"We moved all the furniture up in case the water comes in but the water seems to be staying at the edge of the driveway", he said, adding that if the wind picks up and the rain keeps coming, that could change.

"This storm will bring destruction to North Carolina", Cooper said. But it could have been worse: Labor Day marked the end of the peak tourism season in the Outer Banks of North Carolina and other coastal getaways.

"Florence was anticipated to make a steady, assured progress directly towards the Carolinas, make landfall, and move directly inland". St. Helena Island near the South Carolina-Georgia line is used to riding out big storms - from one that killed an estimated 2,000 people in 1893 to Tropical Storm Irma previous year.

"I'm not going to put our personnel in harm's way, especially for people that we've already told to evacuate", Wrightsville Beach Police Chief Dan House said. Smaller enclaves of Gullah, referred to as Geechee in some areas, are scattered along the Southeast coast from North Carolina to Florida. Looking over a fleet of utility trucks staged near Charlotte Motor Speedway, retired utility worker Paul Anderson confessed that he gets a rush from helping out with recovery efforts.

Aside from safety concerns, Atlantic Coast Conference schools face scheduling obstacles, monetary implications and bowl considerations.

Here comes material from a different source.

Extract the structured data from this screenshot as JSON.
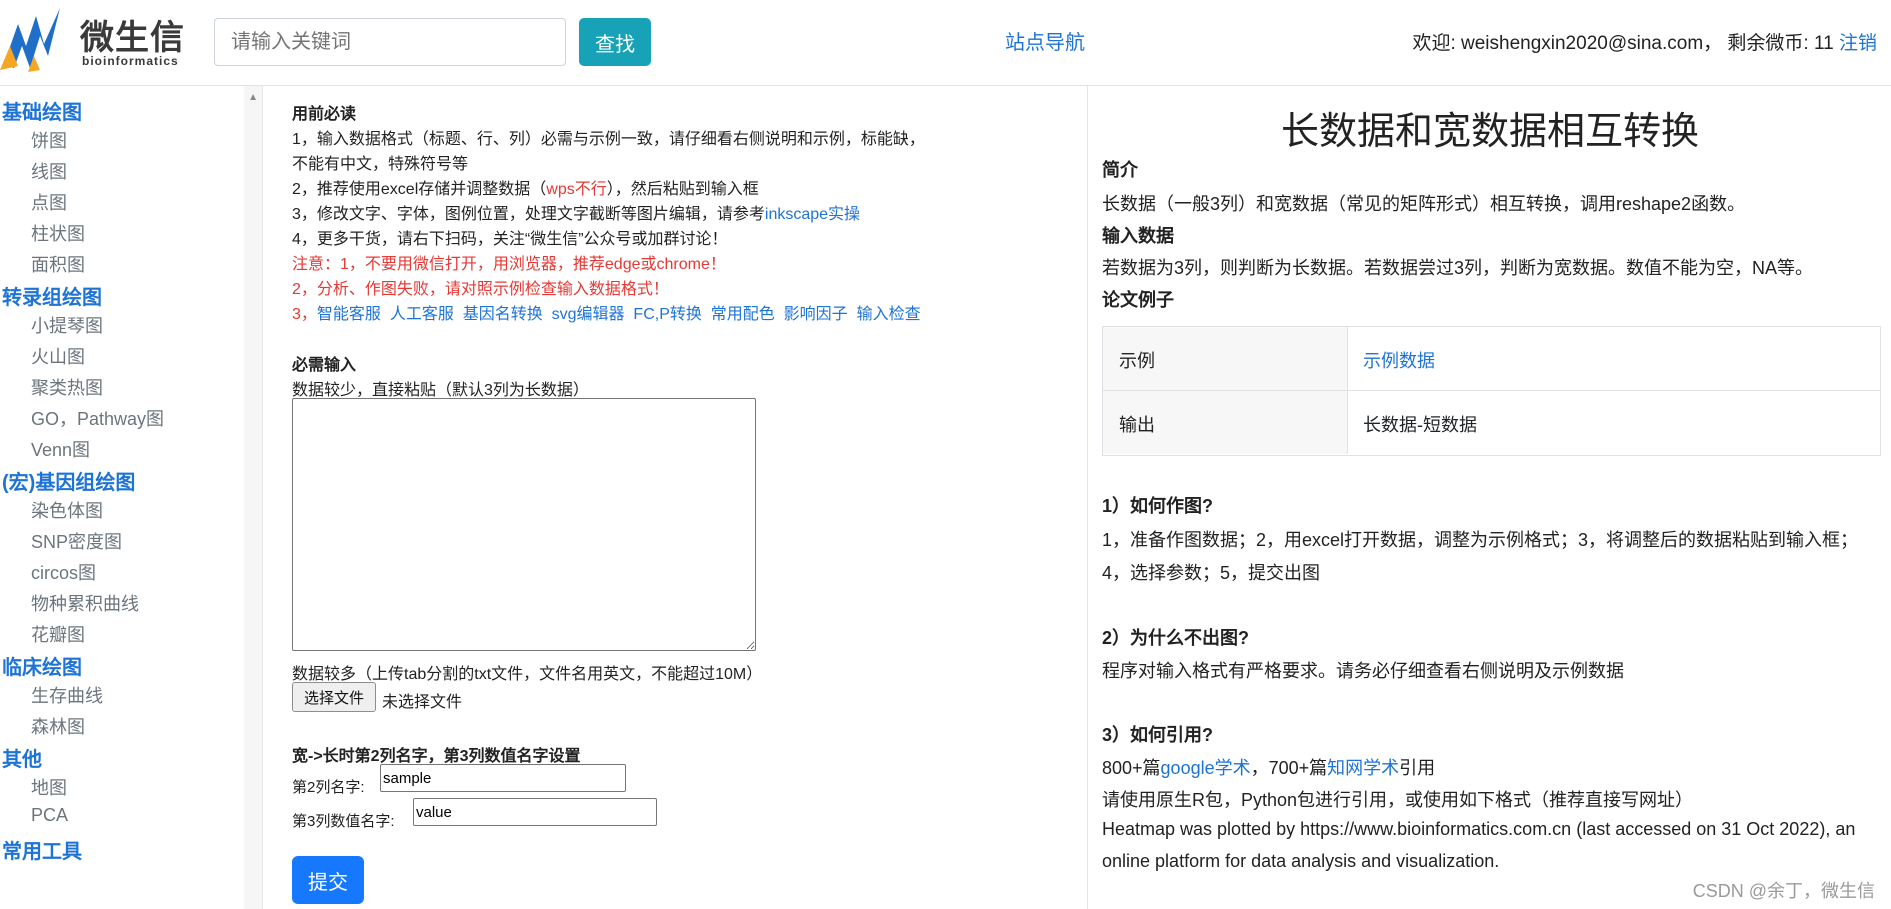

North Carolina, South Carolina, Virginia, Maryland, and Georgia have declared states of emergency over the storm. Presbyterian has cancelled its football game with Stetson on Saturday. Virginia has moved its Saturday home game against OH to Nashville, Tennessee.